**EXERCISE INSTRUCTIONS**
Reproduce all the entries, matching the original word for word.

**EXTRACTED MATERIAL**

——

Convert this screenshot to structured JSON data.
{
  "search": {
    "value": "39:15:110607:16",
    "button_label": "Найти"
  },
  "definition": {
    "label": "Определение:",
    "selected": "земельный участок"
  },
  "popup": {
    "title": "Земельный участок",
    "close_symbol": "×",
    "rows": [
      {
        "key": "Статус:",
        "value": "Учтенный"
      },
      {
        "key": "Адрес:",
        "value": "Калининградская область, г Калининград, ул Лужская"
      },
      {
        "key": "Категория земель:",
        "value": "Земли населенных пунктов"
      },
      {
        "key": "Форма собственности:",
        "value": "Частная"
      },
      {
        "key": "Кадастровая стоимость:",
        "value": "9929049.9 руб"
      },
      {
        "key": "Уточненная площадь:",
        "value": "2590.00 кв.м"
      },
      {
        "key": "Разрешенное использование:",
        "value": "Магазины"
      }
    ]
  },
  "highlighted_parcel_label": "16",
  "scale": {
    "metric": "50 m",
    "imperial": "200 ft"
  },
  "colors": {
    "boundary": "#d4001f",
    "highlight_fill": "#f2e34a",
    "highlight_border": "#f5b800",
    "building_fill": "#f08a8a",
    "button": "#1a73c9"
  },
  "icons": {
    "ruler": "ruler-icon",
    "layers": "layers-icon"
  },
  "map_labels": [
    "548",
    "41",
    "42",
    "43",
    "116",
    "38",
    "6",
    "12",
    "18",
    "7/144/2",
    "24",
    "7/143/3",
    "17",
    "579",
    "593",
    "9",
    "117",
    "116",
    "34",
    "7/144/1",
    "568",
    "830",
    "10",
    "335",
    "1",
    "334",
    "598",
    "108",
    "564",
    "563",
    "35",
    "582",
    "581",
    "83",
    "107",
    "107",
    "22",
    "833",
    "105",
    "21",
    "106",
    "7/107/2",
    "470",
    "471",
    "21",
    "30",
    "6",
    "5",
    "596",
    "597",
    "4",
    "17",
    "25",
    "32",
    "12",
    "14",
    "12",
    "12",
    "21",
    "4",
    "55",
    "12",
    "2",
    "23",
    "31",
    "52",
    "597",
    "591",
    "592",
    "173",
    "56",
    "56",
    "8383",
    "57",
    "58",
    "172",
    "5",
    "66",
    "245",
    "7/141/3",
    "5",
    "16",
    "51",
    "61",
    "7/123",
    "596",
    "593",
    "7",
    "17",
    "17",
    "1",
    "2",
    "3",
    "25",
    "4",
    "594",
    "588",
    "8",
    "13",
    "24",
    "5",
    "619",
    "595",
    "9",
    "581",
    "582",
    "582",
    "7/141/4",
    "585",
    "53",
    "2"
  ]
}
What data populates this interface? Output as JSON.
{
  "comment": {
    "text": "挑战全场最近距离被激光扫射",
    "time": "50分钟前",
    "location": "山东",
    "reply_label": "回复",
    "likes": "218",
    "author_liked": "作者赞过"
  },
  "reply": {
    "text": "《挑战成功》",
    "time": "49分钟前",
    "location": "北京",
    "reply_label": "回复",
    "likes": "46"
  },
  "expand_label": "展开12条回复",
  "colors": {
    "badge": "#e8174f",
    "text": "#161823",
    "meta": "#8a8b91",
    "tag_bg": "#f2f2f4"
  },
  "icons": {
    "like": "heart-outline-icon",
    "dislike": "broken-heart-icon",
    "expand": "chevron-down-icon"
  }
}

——

**EXERCISE OUTPUT**
Convert this screenshot to structured JSON data.
{
  "search": {
    "value": "39:15:110607:16",
    "button_label": "Найти"
  },
  "definition": {
    "label": "Определение:",
    "selected": "земельный участок"
  },
  "popup": {
    "title": "Земельный участок",
    "close_symbol": "×",
    "rows": [
      {
        "key": "Статус:",
        "value": "Учтенный"
      },
      {
        "key": "Адрес:",
        "value": "Калининградская область, г Калининград, ул Лужская"
      },
      {
        "key": "Категория земель:",
        "value": "Земли населенных пунктов"
      },
      {
        "key": "Форма собственности:",
        "value": "Частная"
      },
      {
        "key": "Кадастровая стоимость:",
        "value": "9929049.9 руб"
      },
      {
        "key": "Уточненная площадь:",
        "value": "2590.00 кв.м"
      },
      {
        "key": "Разрешенное использование:",
        "value": "Магазины"
      }
    ]
  },
  "highlighted_parcel_label": "16",
  "scale": {
    "metric": "50 m",
    "imperial": "200 ft"
  },
  "colors": {
    "boundary": "#d4001f",
    "highlight_fill": "#f2e34a",
    "highlight_border": "#f5b800",
    "building_fill": "#f08a8a",
    "button": "#1a73c9"
  },
  "icons": {
    "ruler": "ruler-icon",
    "layers": "layers-icon"
  },
  "map_labels": [
    "548",
    "41",
    "42",
    "43",
    "116",
    "38",
    "6",
    "12",
    "18",
    "7/144/2",
    "24",
    "7/143/3",
    "17",
    "579",
    "593",
    "9",
    "117",
    "116",
    "34",
    "7/144/1",
    "568",
    "830",
    "10",
    "335",
    "1",
    "334",
    "598",
    "108",
    "564",
    "563",
    "35",
    "582",
    "581",
    "83",
    "107",
    "107",
    "22",
    "833",
    "105",
    "21",
    "106",
    "7/107/2",
    "470",
    "471",
    "21",
    "30",
    "6",
    "5",
    "596",
    "597",
    "4",
    "17",
    "25",
    "32",
    "12",
    "14",
    "12",
    "12",
    "21",
    "4",
    "55",
    "12",
    "2",
    "23",
    "31",
    "52",
    "597",
    "591",
    "592",
    "173",
    "56",
    "56",
    "8383",
    "57",
    "58",
    "172",
    "5",
    "66",
    "245",
    "7/141/3",
    "5",
    "16",
    "51",
    "61",
    "7/123",
    "596",
    "593",
    "7",
    "17",
    "17",
    "1",
    "2",
    "3",
    "25",
    "4",
    "594",
    "588",
    "8",
    "13",
    "24",
    "5",
    "619",
    "595",
    "9",
    "581",
    "582",
    "582",
    "7/141/4",
    "585",
    "53",
    "2"
  ]
}
What data populates this interface? Output as JSON.
{
  "comment": {
    "text": "挑战全场最近距离被激光扫射",
    "time": "50分钟前",
    "location": "山东",
    "reply_label": "回复",
    "likes": "218",
    "author_liked": "作者赞过"
  },
  "reply": {
    "text": "《挑战成功》",
    "time": "49分钟前",
    "location": "北京",
    "reply_label": "回复",
    "likes": "46"
  },
  "expand_label": "展开12条回复",
  "colors": {
    "badge": "#e8174f",
    "text": "#161823",
    "meta": "#8a8b91",
    "tag_bg": "#f2f2f4"
  },
  "icons": {
    "like": "heart-outline-icon",
    "dislike": "broken-heart-icon",
    "expand": "chevron-down-icon"
  }
}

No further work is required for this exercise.